[Web page and app entries]
┌──

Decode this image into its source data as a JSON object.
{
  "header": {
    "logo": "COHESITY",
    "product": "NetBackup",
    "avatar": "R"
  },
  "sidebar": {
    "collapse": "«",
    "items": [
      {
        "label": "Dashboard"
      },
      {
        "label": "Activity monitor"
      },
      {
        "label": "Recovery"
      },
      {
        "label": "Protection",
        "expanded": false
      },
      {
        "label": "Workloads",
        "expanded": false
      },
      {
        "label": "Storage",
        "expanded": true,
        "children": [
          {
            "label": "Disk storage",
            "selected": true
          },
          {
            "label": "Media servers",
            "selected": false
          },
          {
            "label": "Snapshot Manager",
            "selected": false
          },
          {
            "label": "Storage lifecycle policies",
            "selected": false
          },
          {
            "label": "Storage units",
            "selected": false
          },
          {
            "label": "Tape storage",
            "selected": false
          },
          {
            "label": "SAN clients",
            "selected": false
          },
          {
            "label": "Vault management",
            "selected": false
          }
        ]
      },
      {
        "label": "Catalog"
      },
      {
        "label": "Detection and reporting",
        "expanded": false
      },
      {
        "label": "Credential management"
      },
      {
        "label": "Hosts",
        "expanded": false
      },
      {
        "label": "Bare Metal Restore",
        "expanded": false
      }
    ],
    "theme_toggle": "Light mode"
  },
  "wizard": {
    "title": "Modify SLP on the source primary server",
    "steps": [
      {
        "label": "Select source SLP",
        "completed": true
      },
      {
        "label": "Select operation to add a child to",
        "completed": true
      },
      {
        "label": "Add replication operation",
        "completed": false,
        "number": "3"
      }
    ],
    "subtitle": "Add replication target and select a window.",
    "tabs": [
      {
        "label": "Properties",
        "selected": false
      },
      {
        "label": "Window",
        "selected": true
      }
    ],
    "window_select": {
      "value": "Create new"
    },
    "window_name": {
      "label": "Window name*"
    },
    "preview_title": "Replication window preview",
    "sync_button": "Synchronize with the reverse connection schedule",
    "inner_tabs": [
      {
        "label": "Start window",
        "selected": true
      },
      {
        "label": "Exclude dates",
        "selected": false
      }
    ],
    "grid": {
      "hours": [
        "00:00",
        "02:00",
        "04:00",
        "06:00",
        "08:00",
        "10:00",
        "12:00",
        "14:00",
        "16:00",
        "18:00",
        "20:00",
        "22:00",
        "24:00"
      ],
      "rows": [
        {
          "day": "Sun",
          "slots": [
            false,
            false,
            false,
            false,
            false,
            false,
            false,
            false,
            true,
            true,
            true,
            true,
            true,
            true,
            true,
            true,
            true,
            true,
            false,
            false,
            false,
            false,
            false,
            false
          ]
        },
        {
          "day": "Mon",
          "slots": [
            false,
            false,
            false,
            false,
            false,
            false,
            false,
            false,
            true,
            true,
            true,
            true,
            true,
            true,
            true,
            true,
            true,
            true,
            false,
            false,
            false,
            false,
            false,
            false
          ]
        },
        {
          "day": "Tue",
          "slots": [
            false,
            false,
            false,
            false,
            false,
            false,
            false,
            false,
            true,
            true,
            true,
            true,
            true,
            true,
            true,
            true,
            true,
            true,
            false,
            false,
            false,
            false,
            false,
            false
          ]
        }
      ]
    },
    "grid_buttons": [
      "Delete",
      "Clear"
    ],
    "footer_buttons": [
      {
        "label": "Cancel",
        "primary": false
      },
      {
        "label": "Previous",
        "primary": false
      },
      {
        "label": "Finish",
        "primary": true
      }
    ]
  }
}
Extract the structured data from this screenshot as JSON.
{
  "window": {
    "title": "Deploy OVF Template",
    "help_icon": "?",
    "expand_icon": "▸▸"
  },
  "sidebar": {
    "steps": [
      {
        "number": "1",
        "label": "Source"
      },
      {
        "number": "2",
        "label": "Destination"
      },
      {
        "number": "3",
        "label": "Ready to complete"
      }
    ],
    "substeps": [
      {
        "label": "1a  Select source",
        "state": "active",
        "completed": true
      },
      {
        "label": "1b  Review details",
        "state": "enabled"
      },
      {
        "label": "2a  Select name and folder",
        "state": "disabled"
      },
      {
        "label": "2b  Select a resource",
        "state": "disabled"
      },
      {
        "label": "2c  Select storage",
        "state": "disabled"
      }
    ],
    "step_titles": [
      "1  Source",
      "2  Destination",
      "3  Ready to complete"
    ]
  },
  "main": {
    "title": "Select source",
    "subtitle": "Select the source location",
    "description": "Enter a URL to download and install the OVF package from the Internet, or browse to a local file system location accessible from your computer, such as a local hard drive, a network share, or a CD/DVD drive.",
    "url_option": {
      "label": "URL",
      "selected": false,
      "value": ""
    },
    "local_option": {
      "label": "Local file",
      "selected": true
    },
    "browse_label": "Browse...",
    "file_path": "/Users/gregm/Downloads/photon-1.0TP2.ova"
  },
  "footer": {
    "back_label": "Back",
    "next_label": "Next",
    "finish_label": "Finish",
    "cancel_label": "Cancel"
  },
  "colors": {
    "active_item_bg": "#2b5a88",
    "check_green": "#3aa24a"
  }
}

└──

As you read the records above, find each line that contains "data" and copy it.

- [Response area]:
Decode this image into its source data as a JSON object.
Extract the structured data from this screenshot as JSON.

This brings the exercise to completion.